The campus shuttle service provides transportation around campus throughout the academic year and for some special events. The City of Flagstaff operates the Mountain Line bus service to points around town. Arizona Shuttle provides transportation from Flagstaff to Tucson, Phoenix, Sedona, Grand Canyon, and more.
Q. I live off campus and regularly walk or bike to school, but sometimes I need to drive -- do I have to get a semester-long permit?
No. For the few times you may drive on campus, you can purchase a $5 daily permit, available at campus entrance information on kiosks Knoles Drive, McConnell Drive, San Francisco Street, and Riordan Road. Day permits may also be purchased at the Parking and Shuttle Services office located in building #91.
See more answers on the Parking website.
by Jaime Smith, Student and Departmental Account Services
Payment of the winter session and spring semester tuition is due on Wednesday, December 15.
Need to budget expenses? Have your student sign up for the Tuition Payment Plan! The payment plan offers the opportunity to budget tuition expenses with an interest-free, predictable monthly payment option. If your student has enrolled in spring classes, encourage him or her sign up for the tuition payment plan before December 15 to ensure the lower service fee of $70.
If payment is not received by the due date or the request form to be enrolled in the tuition payment plan is not submitted by the due date, the university will place your student in the payment plan automatically and the service fee will be $100. Students who are automatically placed on the payment plan are not eligible for the $30 savings.

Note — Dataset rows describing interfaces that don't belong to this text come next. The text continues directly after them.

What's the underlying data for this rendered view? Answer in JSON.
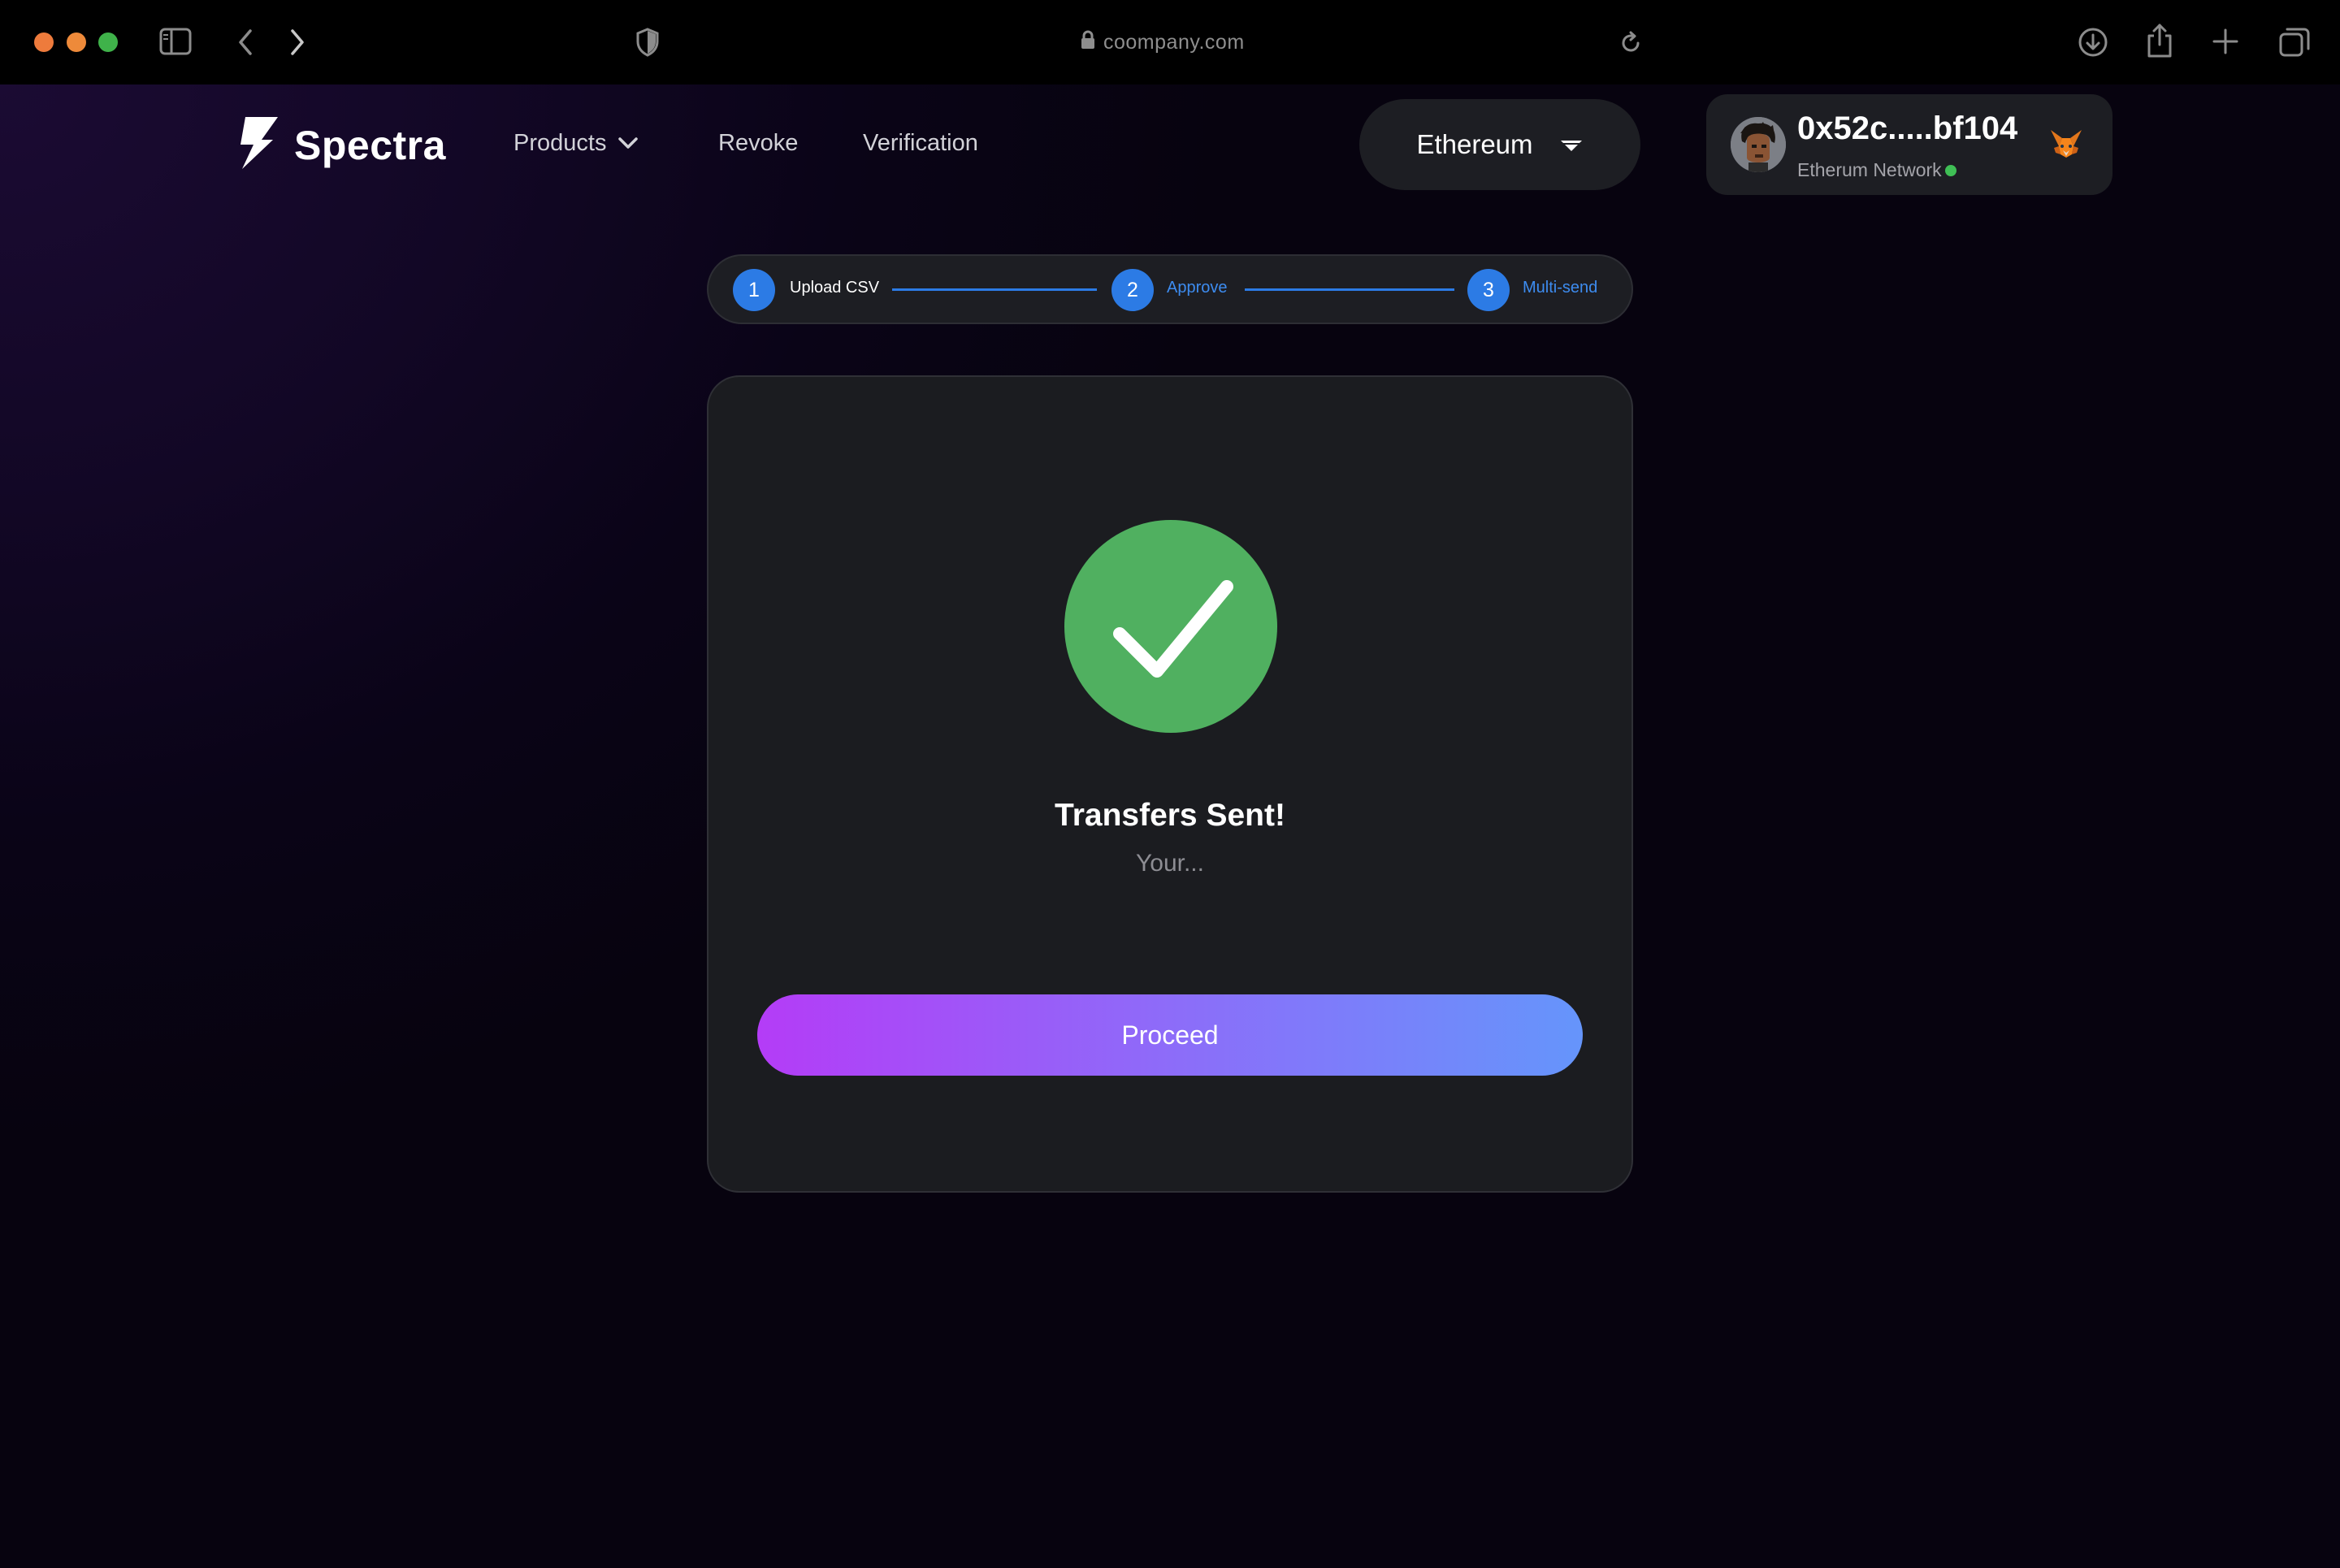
{
  "browser": {
    "url": "coompany.com"
  },
  "nav": {
    "brand": "Spectra",
    "products_label": "Products",
    "revoke_label": "Revoke",
    "verification_label": "Verification",
    "network_select": "Ethereum"
  },
  "wallet": {
    "address": "0x52c.....bf104",
    "network": "Etherum Network",
    "status_color": "#3fbf55"
  },
  "stepper": {
    "steps": [
      {
        "number": "1",
        "label": "Upload CSV",
        "state": "done"
      },
      {
        "number": "2",
        "label": "Approve",
        "state": "active"
      },
      {
        "number": "3",
        "label": "Multi-send",
        "state": "active"
      }
    ],
    "accent": "#2c7be5"
  },
  "result": {
    "icon": "check-icon",
    "title": "Transfers Sent!",
    "subtitle": "Your...",
    "button_label": "Proceed"
  }
}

Students who enroll for the spring semester after December 15 must pay for classes or submit the tuition payment plan enrollment form the same day they enroll in classes to avoid the $100 automatic payment plan service fee. For further details about your student's due dates, he/she should review the Student Center in LOUIE, and look under Finances > My Account > Account Inquiry > Charges Due.
Visit the Student and Departmental Account Services website for information and to sign up for the payment plan.
by Eric Deschamps, Director of Education Abroad
Studying abroad is a wonderful opportunity for students to broaden their horizons, enrich their academic careers, and develop the skills necessary to succeed in a globalized and dynamic 21st century. Study abroad opportunities are open to all majors and minors, and often cost no more than regular tuition. The upcoming holiday season is an excellent time to talk to your student about studying abroad. More information can be found on the Education Abroad webpage.
Read Micky Zurcher's experience of studying in Himachal, India.
As part of a study requested by President John Haeger, the Center for Business Outreach in The W. A. Franke College of Business conducted a survey of students to gather data on the economic impact of the university on the state of Arizona. All responders’ names were entered into a drawing to win an Apple iPad, and the winner is James Hanley, a junior in the College of Arts and Letters. Congratulations James!
Temperatures in the mountains change greatly from midday to night. Clothing should be layered for flexibility and comfort. Three basic winter layers include:
- Wicking layer - the clothing next to the skin. A long sleeved base layer made of synthetic fiber wicks (moves) moisture away from skin and through the fabric to keep your student dry and warm (polyester and silk are good wicking fabrics).
- Insulating layer - the middle layer that keeps cold out and heat in. Sweatshirts, sweaters, and jackets made from wool or fleece insulate by trapping air between fibers.
- Protecting layer - the outer layer. It shields against the rain, snow and wind while allowing perspiration to escape. Outer shells made from tightly woven fabrics that are coated to keep moisture out are recommended.
Don't forget essential accessories such as proper headwear, gloves, warm socks, and insulated boots!